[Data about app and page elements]
--
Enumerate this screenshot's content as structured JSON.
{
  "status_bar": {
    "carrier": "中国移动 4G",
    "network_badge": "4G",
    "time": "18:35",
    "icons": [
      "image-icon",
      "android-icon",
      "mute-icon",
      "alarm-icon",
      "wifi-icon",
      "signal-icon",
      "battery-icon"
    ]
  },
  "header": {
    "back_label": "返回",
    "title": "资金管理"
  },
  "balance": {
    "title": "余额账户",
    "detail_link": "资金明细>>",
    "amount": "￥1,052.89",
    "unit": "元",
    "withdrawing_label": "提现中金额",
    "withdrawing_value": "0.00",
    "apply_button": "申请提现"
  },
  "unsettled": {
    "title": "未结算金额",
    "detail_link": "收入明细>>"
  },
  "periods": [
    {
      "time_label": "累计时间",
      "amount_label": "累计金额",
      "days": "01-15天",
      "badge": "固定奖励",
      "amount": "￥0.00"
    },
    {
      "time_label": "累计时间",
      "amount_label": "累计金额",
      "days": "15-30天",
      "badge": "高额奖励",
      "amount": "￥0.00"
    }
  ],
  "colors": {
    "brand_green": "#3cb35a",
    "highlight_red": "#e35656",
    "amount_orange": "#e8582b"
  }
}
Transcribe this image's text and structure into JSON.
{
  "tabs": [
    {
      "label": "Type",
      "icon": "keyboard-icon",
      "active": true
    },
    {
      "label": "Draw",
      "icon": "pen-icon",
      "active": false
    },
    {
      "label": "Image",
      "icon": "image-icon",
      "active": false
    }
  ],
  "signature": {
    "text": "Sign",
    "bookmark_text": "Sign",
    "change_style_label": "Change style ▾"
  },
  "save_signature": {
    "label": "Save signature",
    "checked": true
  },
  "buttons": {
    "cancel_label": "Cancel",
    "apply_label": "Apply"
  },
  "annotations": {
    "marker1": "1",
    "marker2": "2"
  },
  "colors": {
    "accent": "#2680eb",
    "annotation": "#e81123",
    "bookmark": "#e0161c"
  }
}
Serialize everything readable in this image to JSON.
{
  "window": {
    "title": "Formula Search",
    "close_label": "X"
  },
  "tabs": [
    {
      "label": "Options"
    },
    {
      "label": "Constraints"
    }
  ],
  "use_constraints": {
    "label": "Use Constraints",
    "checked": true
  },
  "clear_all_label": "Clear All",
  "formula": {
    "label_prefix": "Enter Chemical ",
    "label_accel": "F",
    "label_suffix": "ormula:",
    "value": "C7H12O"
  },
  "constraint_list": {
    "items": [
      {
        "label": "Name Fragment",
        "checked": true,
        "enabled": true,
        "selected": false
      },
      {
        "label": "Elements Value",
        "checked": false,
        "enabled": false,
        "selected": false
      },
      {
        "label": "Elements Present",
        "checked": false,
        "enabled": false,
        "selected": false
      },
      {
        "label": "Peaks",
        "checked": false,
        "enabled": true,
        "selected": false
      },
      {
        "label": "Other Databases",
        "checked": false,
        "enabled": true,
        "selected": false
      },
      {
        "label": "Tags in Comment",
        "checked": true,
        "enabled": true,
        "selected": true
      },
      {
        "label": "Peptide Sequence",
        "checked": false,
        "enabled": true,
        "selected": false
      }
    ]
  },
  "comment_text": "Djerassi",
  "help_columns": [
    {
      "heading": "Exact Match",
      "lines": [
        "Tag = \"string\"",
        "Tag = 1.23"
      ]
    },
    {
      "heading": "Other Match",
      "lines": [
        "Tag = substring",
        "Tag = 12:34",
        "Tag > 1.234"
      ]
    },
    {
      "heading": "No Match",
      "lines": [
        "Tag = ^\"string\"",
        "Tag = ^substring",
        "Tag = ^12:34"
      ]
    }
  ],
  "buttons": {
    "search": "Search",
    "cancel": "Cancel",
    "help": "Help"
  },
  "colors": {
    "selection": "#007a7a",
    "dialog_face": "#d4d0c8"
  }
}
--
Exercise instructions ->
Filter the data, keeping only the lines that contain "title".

Output for this exercise ->
    "title": "资金管理"
    "title": "余额账户",
    "title": "未结算金额",
    "title": "Formula Search",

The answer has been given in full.